* [REQUIRED WORK]
For the data below, give the number of lines that include the word "title" and nothing else.

* [DATA TO USE]
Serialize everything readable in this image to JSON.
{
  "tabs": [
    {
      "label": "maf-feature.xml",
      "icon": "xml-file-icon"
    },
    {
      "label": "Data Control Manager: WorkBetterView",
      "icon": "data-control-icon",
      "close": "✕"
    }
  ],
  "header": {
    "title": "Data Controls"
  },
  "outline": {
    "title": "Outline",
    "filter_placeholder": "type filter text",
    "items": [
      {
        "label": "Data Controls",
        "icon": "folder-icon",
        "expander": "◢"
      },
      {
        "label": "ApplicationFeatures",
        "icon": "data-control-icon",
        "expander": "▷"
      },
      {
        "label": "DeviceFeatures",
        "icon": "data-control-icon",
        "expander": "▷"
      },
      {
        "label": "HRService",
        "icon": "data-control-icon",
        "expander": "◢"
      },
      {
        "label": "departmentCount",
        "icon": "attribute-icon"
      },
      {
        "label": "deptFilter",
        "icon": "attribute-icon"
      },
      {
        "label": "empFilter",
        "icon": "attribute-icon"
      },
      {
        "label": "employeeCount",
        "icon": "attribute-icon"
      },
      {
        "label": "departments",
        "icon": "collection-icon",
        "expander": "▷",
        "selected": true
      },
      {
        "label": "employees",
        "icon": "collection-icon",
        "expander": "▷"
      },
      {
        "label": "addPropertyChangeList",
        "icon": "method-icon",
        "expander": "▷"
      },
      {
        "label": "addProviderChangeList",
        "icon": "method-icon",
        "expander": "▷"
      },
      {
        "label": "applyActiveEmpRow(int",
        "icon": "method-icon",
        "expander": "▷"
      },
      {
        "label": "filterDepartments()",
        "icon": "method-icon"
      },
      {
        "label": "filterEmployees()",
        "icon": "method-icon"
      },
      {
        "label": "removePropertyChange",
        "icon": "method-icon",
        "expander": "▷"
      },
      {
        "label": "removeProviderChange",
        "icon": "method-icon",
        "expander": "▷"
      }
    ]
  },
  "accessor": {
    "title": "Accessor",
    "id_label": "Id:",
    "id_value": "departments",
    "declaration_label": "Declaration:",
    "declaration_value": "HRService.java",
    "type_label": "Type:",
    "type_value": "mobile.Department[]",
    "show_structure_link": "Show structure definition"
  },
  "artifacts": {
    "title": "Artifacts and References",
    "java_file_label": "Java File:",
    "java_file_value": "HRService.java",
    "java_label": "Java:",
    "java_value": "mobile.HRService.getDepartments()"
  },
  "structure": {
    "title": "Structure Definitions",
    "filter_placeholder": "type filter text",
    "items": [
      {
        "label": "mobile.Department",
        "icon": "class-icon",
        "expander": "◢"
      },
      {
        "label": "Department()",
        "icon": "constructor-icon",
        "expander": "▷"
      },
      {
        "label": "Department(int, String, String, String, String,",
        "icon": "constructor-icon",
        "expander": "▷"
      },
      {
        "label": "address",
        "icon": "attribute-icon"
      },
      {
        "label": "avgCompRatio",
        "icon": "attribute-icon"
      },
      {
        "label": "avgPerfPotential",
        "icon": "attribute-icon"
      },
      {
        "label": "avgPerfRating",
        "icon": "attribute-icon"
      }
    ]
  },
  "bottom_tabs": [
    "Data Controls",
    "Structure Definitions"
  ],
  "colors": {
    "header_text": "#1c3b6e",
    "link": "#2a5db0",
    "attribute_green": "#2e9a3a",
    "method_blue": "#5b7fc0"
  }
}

* [ANSWER TO THIS TASK]
5